Like everybody else, I was stunned to hear that Lee Hyla had died. I first met Lee in the spring of 1973; I was a senior at New England Conservatory and he was a freshman, I think. That year he was studying with my teacher, Malcolm Peyton, but the previous year he had been a special student and studied with John Heiss. During that earlier year he was taking piano lessons with Irma Wolpe, who I also studied with. My recollections of her are that she was the second most unpleasant person I ever met in my life, but Lee got along well with her. She had a way of stopping you just as soon as you touched the piano and telling you what you’d done wrong, which I found completely maddening and disabling–the one thing I learned from her–through negative example–was to let people play through things before starting to talk to them about what they did. Lee didn’t have that problem with her. He said that the first piece he played in his first lesson was the Webern Variations. He had play the first dyad when she stopped him, but he just turned around to her and said “Wait. There’s More.” She let him play through the whole piece then and never stopped him before he’d finished playing through a piece after that.
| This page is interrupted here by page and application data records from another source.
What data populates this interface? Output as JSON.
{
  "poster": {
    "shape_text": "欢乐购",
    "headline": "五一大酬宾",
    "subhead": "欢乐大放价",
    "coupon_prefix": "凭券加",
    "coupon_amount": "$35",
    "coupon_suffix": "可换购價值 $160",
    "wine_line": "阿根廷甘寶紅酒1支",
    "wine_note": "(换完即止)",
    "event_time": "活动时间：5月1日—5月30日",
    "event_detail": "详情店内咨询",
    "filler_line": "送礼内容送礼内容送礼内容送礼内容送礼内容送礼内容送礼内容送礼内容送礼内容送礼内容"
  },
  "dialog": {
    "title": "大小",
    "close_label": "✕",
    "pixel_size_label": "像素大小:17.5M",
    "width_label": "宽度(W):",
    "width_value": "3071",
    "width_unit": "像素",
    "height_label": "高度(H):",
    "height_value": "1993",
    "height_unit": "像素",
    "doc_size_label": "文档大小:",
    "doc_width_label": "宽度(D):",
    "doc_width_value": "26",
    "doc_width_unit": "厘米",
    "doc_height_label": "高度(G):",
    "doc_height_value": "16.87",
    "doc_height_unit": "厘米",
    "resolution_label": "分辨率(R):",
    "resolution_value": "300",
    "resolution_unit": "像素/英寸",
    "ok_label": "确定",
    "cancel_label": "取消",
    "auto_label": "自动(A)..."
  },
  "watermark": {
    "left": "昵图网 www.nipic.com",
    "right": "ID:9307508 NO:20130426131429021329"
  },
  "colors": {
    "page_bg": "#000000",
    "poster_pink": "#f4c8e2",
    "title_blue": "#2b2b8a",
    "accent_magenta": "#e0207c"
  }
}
Mike (aka Conrad) Pope and I ran a concert series of new music at the Museum of Fine Arts, and we included a piece of Lee’s, White Man on Snow Shoes, on one of our concerts. Over that year I got to know Lee, and he introduced me to Monty Python (via their first record, Another Monty Python Record–which was responsible for making a connection in my mind between “Mary, Queen of Scots” and the first movement break in the Carter first quartet), Cecil Taylor, Duke Ellington, and Captain Beefheart, so he was a major contributor to my education. I saw Lee all the time before he moved to New York, but after that saw less of him. When he moved back to Boston, to teach at NEC, he was on a higher level than me, and the relationship became more complicated.
In Virgil Thomson’s autobiography, he wrote about his encounter with the Copland Organ Symphony: “Nadia Boulanger came to American that year for giving organ recitals and some lectures. In New York and in Boston she played the solo organ part in Aaron Copland’s First Symphony, a work composed especially for her. When she asked me how I liked it, I replied that I had wept. ‘But the important thing,’ she said, ‘is why you wept.’ ‘Because I had not written it myself,’ I answered.
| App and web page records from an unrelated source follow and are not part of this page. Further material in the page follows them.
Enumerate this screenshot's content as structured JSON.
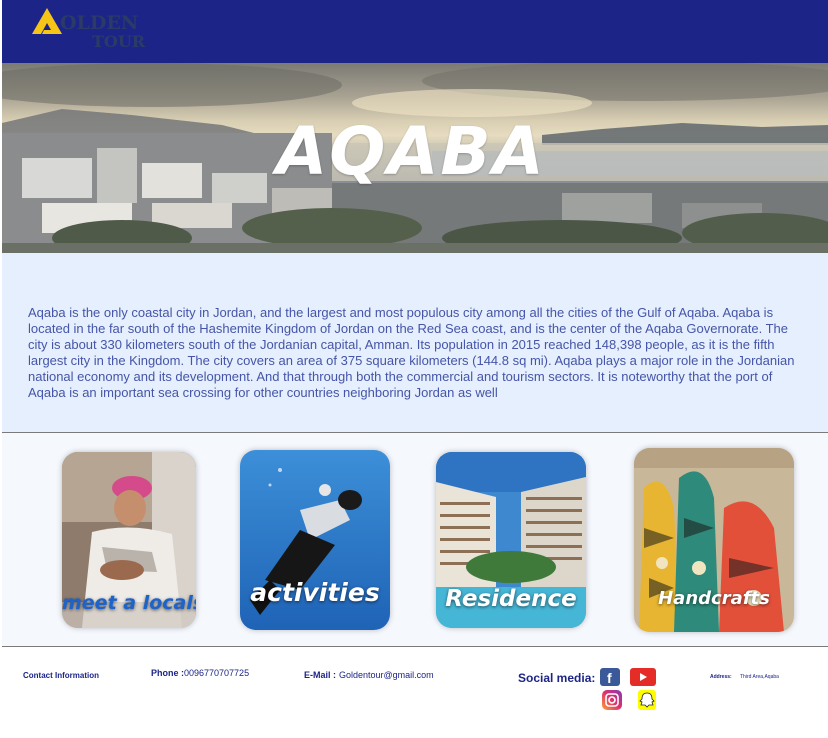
{
  "header": {
    "logo_word": "OLDEN",
    "logo_sub": "TOUR"
  },
  "hero": {
    "title": "AQABA"
  },
  "description": {
    "text": "Aqaba is the only coastal city in Jordan, and the largest and most populous city among all the cities of the Gulf of Aqaba. Aqaba is located in the far south of the Hashemite Kingdom of Jordan on the Red Sea coast, and is the center of the Aqaba Governorate. The city is about 330 kilometers south of the Jordanian capital, Amman. Its population in 2015 reached 148,398 people, as it is the fifth largest city in the Kingdom. The city covers an area of 375 square kilometers (144.8 sq mi). Aqaba plays a major role in the Jordanian national economy and its development. And that through both the commercial and tourism sectors. It is noteworthy that the port of Aqaba is an important sea crossing for other countries neighboring Jordan as well"
  },
  "cards": [
    {
      "label": "meet a locals"
    },
    {
      "label": "activities"
    },
    {
      "label": "Residence"
    },
    {
      "label": "Handcrafts"
    }
  ],
  "footer": {
    "contact_label": "Contact Information",
    "phone_label": "Phone :",
    "phone_value": "0096770707725",
    "email_label": "E-Mail :",
    "email_value": "Goldentour@gmail.com",
    "social_label": "Social media:",
    "address_label": "Address:",
    "address_value": "Third Area,Aqaba"
  },
  "icons": {
    "facebook": "facebook-icon",
    "youtube": "youtube-icon",
    "instagram": "instagram-icon",
    "snapchat": "snapchat-icon"
  },
  "colors": {
    "header_bg": "#1c2587",
    "logo_gold": "#f5c518",
    "description_bg": "#e6effd",
    "description_text": "#4555a8",
    "footer_text": "#1c2587"
  }
}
I have only felt that way when first hearing a piece by somebody who was more or less my age twice. One of those times was when I first heard Lee’s Third Quartet.